The cornerstone of Parent Project Muscular Dystrophy’s mission is to identify and support promising Duchenne muscular dystrophy research that can impact all those living with Duchenne now, during their lifetime. No one in this community will deny the importance of a robust research program, and for 24 years, PPMD has supported innovation we believe has the possibility to treat every single person living with Duchenne.
In this section you will find basic information about various research strategies for potential treatments, the drug development process, and specific drugs in the therapeutic pipeline now. You will also find a link to current and archived research news items.
Since 1986, when the gene that produces dystrophin was discovered, the race to find treatments to end this devastating disease has been ongoing. Duchenne is a “dystophinopathy,” and is one of two diagnoses (Duchenne and Becker muscular dystrophy) that is caused by a mutation in the gene that makes a protein called dystrophin. Without dystrophin, muscles degenerate much more quickly and are not able to function or repair themselves properly.

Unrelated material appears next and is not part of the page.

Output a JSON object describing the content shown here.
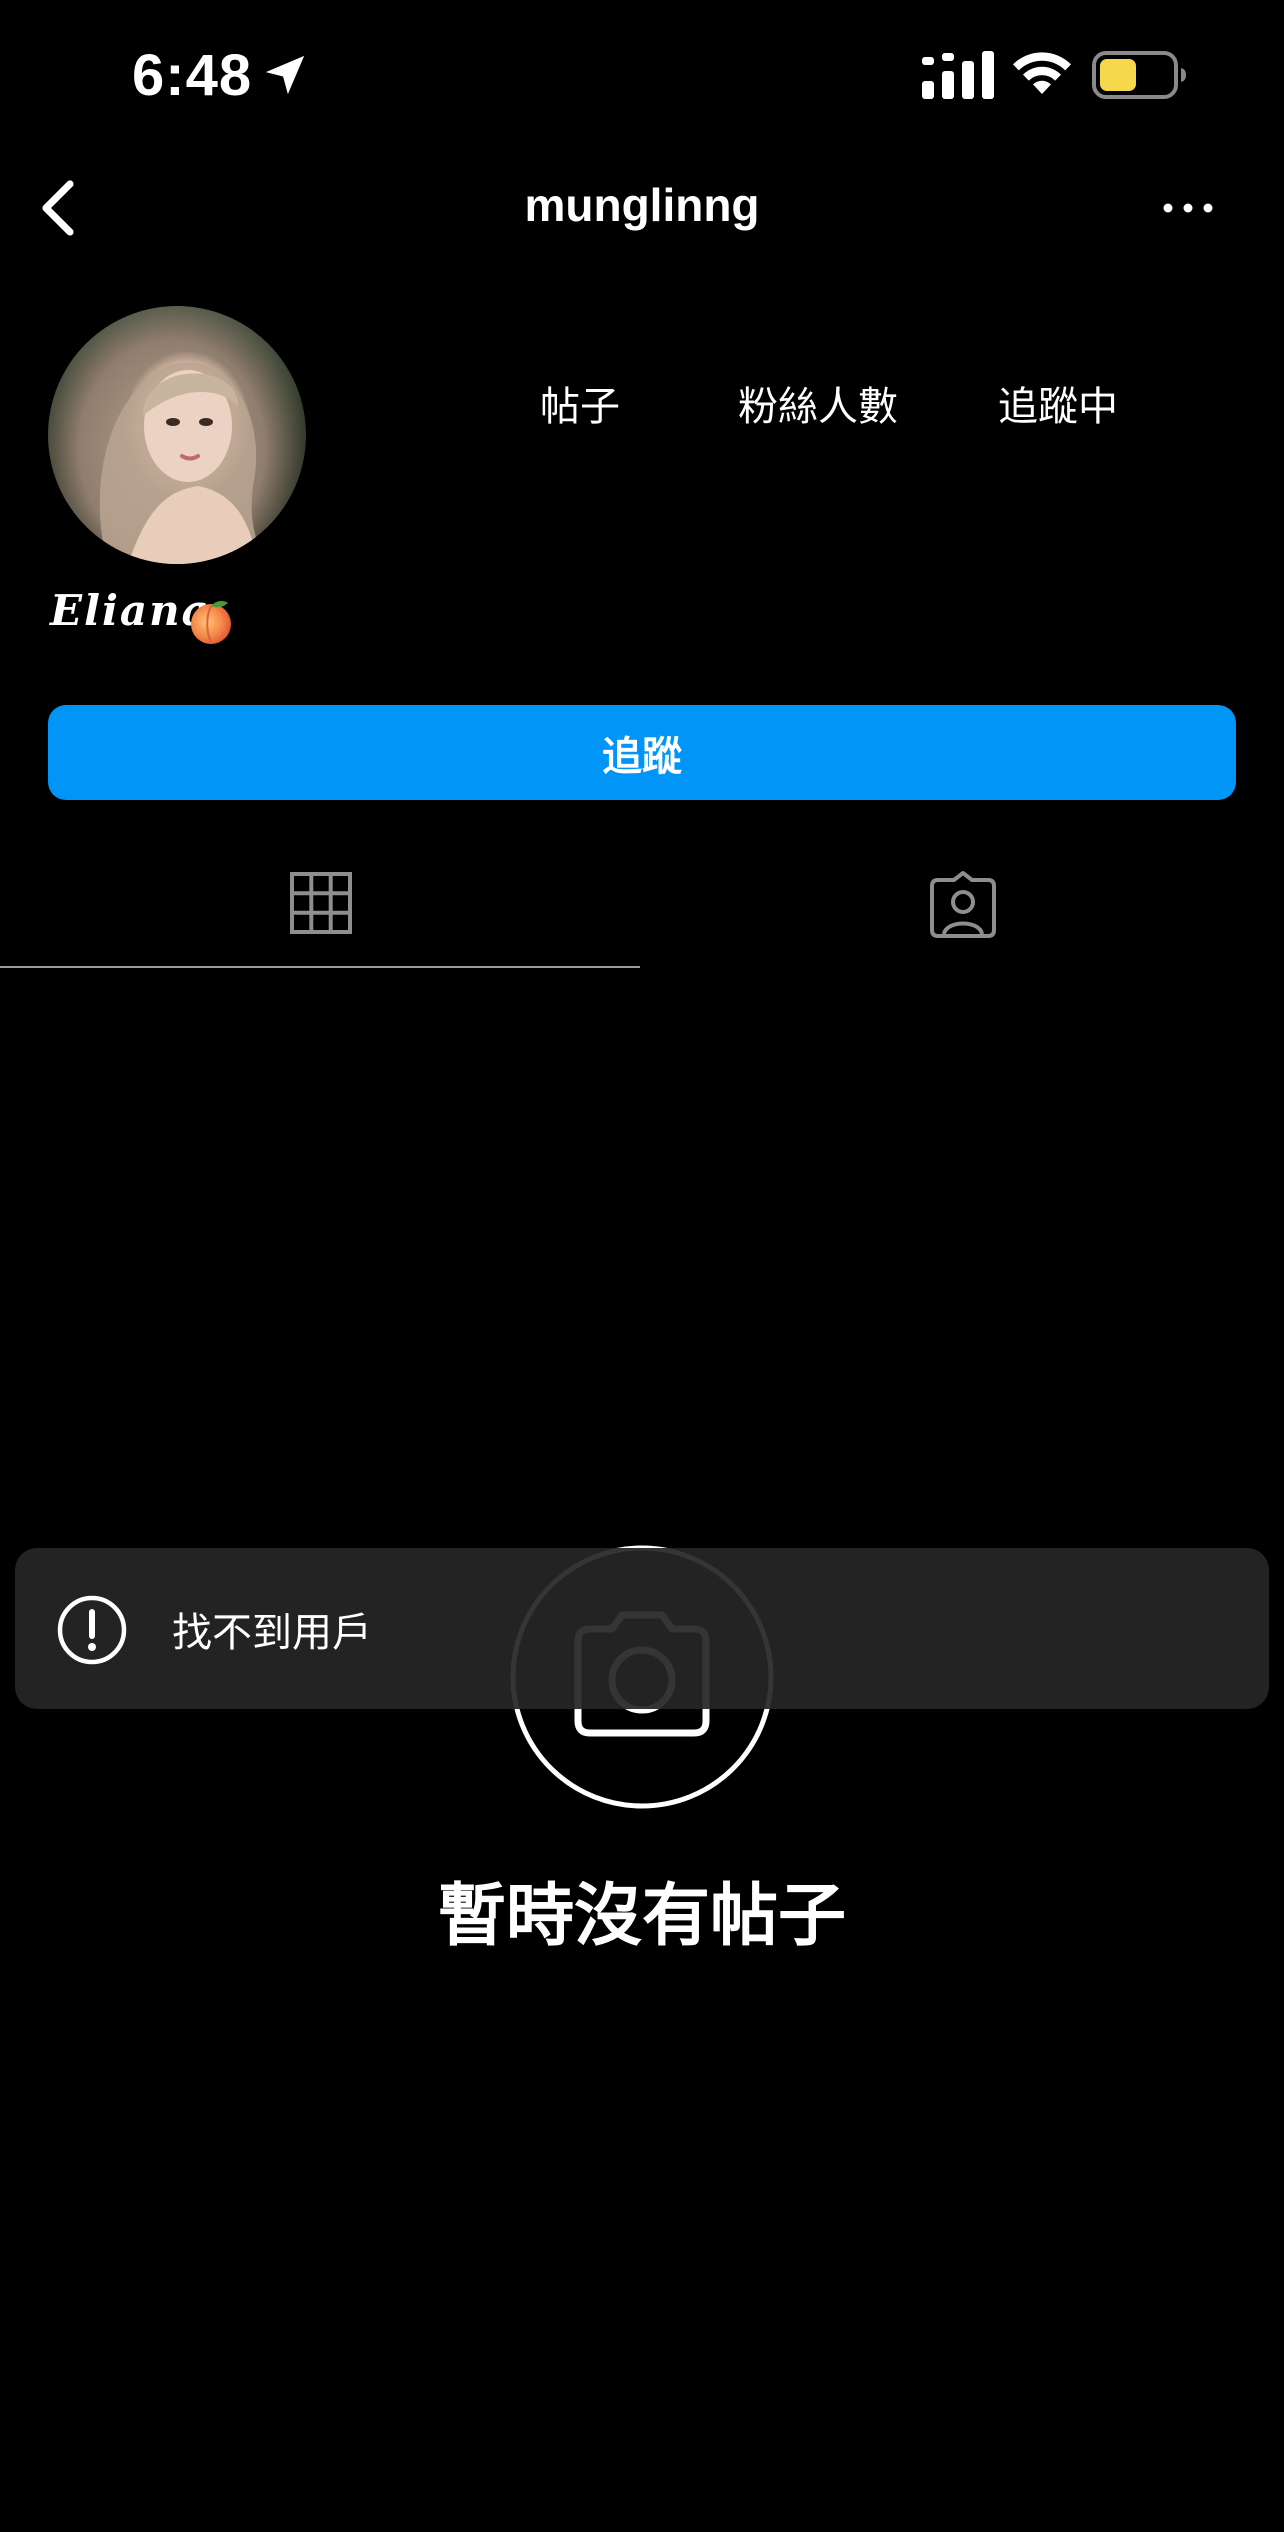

Dystrophin is a shock absorber. Without this shock absorber, the muscle and muscle membrane becomes fragile and small breaks occur in the membrane. These breaks allow calcium and other molecules to enter into the muscle cells and destroy them. When muscle cells die, the body’s response is to activate inflammatory cells to ‘clean’ up or remove the damaged cells. Since there are many muscle fibers and they are breaking and repairing at different times, an individual with Duchenne lives in a constant state of inflammation. Treating Duchenne will require a two-prong approach:
- Restoring or replacing dystrophin
- Treating Duchenne symptoms (reducing fibrosis and inflammation)
Some of the material here may seem daunting at first, but it will increase your understanding of the disorder, and what is at stake as scientists search for treatments that will ultimately end Duchenne.